Your instructions
Give the data again exactly as written, skipping any pictures.

----- Extracted material

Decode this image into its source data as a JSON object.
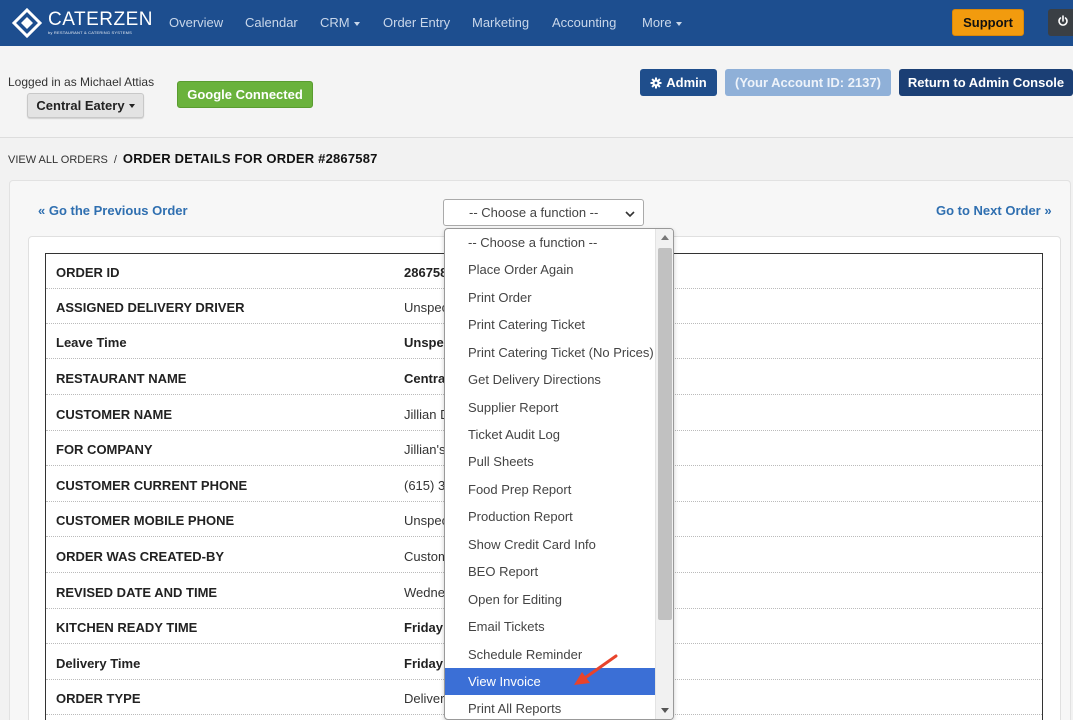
{
  "brand": {
    "name": "CATERZEN",
    "tagline": "by RESTAURANT & CATERING SYSTEMS"
  },
  "nav": {
    "items": [
      {
        "label": "Overview"
      },
      {
        "label": "Calendar"
      },
      {
        "label": "CRM",
        "dropdown": true
      },
      {
        "label": "Order Entry"
      },
      {
        "label": "Marketing"
      },
      {
        "label": "Accounting"
      },
      {
        "label": "More",
        "dropdown": true
      }
    ],
    "support_label": "Support",
    "power_icon": "power-icon"
  },
  "account": {
    "logged_in_text": "Logged in as Michael Attias",
    "location_label": "Central Eatery",
    "google_label": "Google Connected",
    "admin_label": "Admin",
    "account_id_label": "(Your Account ID: 2137)",
    "return_label": "Return to Admin Console"
  },
  "breadcrumb": {
    "link": "VIEW ALL ORDERS",
    "separator": "/",
    "title": "ORDER DETAILS FOR ORDER #2867587"
  },
  "order_nav": {
    "prev_label": "« Go the Previous Order",
    "next_label": "Go to Next Order »",
    "select_value": "-- Choose a function --"
  },
  "details": [
    {
      "label": "ORDER ID",
      "value": "2867587",
      "bold": true
    },
    {
      "label": "ASSIGNED DELIVERY DRIVER",
      "value": "Unspecified",
      "bold": false
    },
    {
      "label": "Leave Time",
      "value": "Unspecified",
      "bold": true
    },
    {
      "label": "RESTAURANT NAME",
      "value": "Central Eatery",
      "bold": true
    },
    {
      "label": "CUSTOMER NAME",
      "value": "Jillian D",
      "bold": false
    },
    {
      "label": "FOR COMPANY",
      "value": "Jillian's",
      "bold": false
    },
    {
      "label": "CUSTOMER CURRENT PHONE",
      "value": "(615) 3",
      "bold": false
    },
    {
      "label": "CUSTOMER MOBILE PHONE",
      "value": "Unspecified",
      "bold": false
    },
    {
      "label": "ORDER WAS CREATED-BY",
      "value": "Customer",
      "bold": false
    },
    {
      "label": "REVISED DATE AND TIME",
      "value": "Wednesday",
      "bold": false
    },
    {
      "label": "KITCHEN READY TIME",
      "value": "Friday",
      "bold": true
    },
    {
      "label": "Delivery Time",
      "value": "Friday",
      "bold": true
    },
    {
      "label": "ORDER TYPE",
      "value": "Delivery",
      "bold": false
    }
  ],
  "function_options": [
    {
      "label": "-- Choose a function --",
      "selected": false
    },
    {
      "label": "Place Order Again",
      "selected": false
    },
    {
      "label": "Print Order",
      "selected": false
    },
    {
      "label": "Print Catering Ticket",
      "selected": false
    },
    {
      "label": "Print Catering Ticket (No Prices)",
      "selected": false
    },
    {
      "label": "Get Delivery Directions",
      "selected": false
    },
    {
      "label": "Supplier Report",
      "selected": false
    },
    {
      "label": "Ticket Audit Log",
      "selected": false
    },
    {
      "label": "Pull Sheets",
      "selected": false
    },
    {
      "label": "Food Prep Report",
      "selected": false
    },
    {
      "label": "Production Report",
      "selected": false
    },
    {
      "label": "Show Credit Card Info",
      "selected": false
    },
    {
      "label": "BEO Report",
      "selected": false
    },
    {
      "label": "Open for Editing",
      "selected": false
    },
    {
      "label": "Email Tickets",
      "selected": false
    },
    {
      "label": "Schedule Reminder",
      "selected": false
    },
    {
      "label": "View Invoice",
      "selected": true
    },
    {
      "label": "Print All Reports",
      "selected": false
    }
  ],
  "colors": {
    "navbar": "#1d4e8f",
    "support": "#f29b0e",
    "google": "#6ab23c",
    "admin": "#1f4e8c",
    "account_id": "#8fb0d8",
    "return": "#1b3f75",
    "link": "#2f6fb0",
    "selected_option": "#3b6fd6",
    "annotation_arrow": "#e8432b"
  },
  "icons": {
    "admin": "gear-icon",
    "logo": "diamond-logo-icon"
  }
}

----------

Answer area
Decode this image into its source data as a JSON object.
{
  "brand": {
    "name": "CATERZEN",
    "tagline": "by RESTAURANT & CATERING SYSTEMS"
  },
  "nav": {
    "items": [
      {
        "label": "Overview"
      },
      {
        "label": "Calendar"
      },
      {
        "label": "CRM",
        "dropdown": true
      },
      {
        "label": "Order Entry"
      },
      {
        "label": "Marketing"
      },
      {
        "label": "Accounting"
      },
      {
        "label": "More",
        "dropdown": true
      }
    ],
    "support_label": "Support",
    "power_icon": "power-icon"
  },
  "account": {
    "logged_in_text": "Logged in as Michael Attias",
    "location_label": "Central Eatery",
    "google_label": "Google Connected",
    "admin_label": "Admin",
    "account_id_label": "(Your Account ID: 2137)",
    "return_label": "Return to Admin Console"
  },
  "breadcrumb": {
    "link": "VIEW ALL ORDERS",
    "separator": "/",
    "title": "ORDER DETAILS FOR ORDER #2867587"
  },
  "order_nav": {
    "prev_label": "« Go the Previous Order",
    "next_label": "Go to Next Order »",
    "select_value": "-- Choose a function --"
  },
  "details": [
    {
      "label": "ORDER ID",
      "value": "2867587",
      "bold": true
    },
    {
      "label": "ASSIGNED DELIVERY DRIVER",
      "value": "Unspecified",
      "bold": false
    },
    {
      "label": "Leave Time",
      "value": "Unspecified",
      "bold": true
    },
    {
      "label": "RESTAURANT NAME",
      "value": "Central Eatery",
      "bold": true
    },
    {
      "label": "CUSTOMER NAME",
      "value": "Jillian D",
      "bold": false
    },
    {
      "label": "FOR COMPANY",
      "value": "Jillian's",
      "bold": false
    },
    {
      "label": "CUSTOMER CURRENT PHONE",
      "value": "(615) 3",
      "bold": false
    },
    {
      "label": "CUSTOMER MOBILE PHONE",
      "value": "Unspecified",
      "bold": false
    },
    {
      "label": "ORDER WAS CREATED-BY",
      "value": "Customer",
      "bold": false
    },
    {
      "label": "REVISED DATE AND TIME",
      "value": "Wednesday",
      "bold": false
    },
    {
      "label": "KITCHEN READY TIME",
      "value": "Friday",
      "bold": true
    },
    {
      "label": "Delivery Time",
      "value": "Friday",
      "bold": true
    },
    {
      "label": "ORDER TYPE",
      "value": "Delivery",
      "bold": false
    }
  ],
  "function_options": [
    {
      "label": "-- Choose a function --",
      "selected": false
    },
    {
      "label": "Place Order Again",
      "selected": false
    },
    {
      "label": "Print Order",
      "selected": false
    },
    {
      "label": "Print Catering Ticket",
      "selected": false
    },
    {
      "label": "Print Catering Ticket (No Prices)",
      "selected": false
    },
    {
      "label": "Get Delivery Directions",
      "selected": false
    },
    {
      "label": "Supplier Report",
      "selected": false
    },
    {
      "label": "Ticket Audit Log",
      "selected": false
    },
    {
      "label": "Pull Sheets",
      "selected": false
    },
    {
      "label": "Food Prep Report",
      "selected": false
    },
    {
      "label": "Production Report",
      "selected": false
    },
    {
      "label": "Show Credit Card Info",
      "selected": false
    },
    {
      "label": "BEO Report",
      "selected": false
    },
    {
      "label": "Open for Editing",
      "selected": false
    },
    {
      "label": "Email Tickets",
      "selected": false
    },
    {
      "label": "Schedule Reminder",
      "selected": false
    },
    {
      "label": "View Invoice",
      "selected": true
    },
    {
      "label": "Print All Reports",
      "selected": false
    }
  ],
  "colors": {
    "navbar": "#1d4e8f",
    "support": "#f29b0e",
    "google": "#6ab23c",
    "admin": "#1f4e8c",
    "account_id": "#8fb0d8",
    "return": "#1b3f75",
    "link": "#2f6fb0",
    "selected_option": "#3b6fd6",
    "annotation_arrow": "#e8432b"
  },
  "icons": {
    "admin": "gear-icon",
    "logo": "diamond-logo-icon"
  }
}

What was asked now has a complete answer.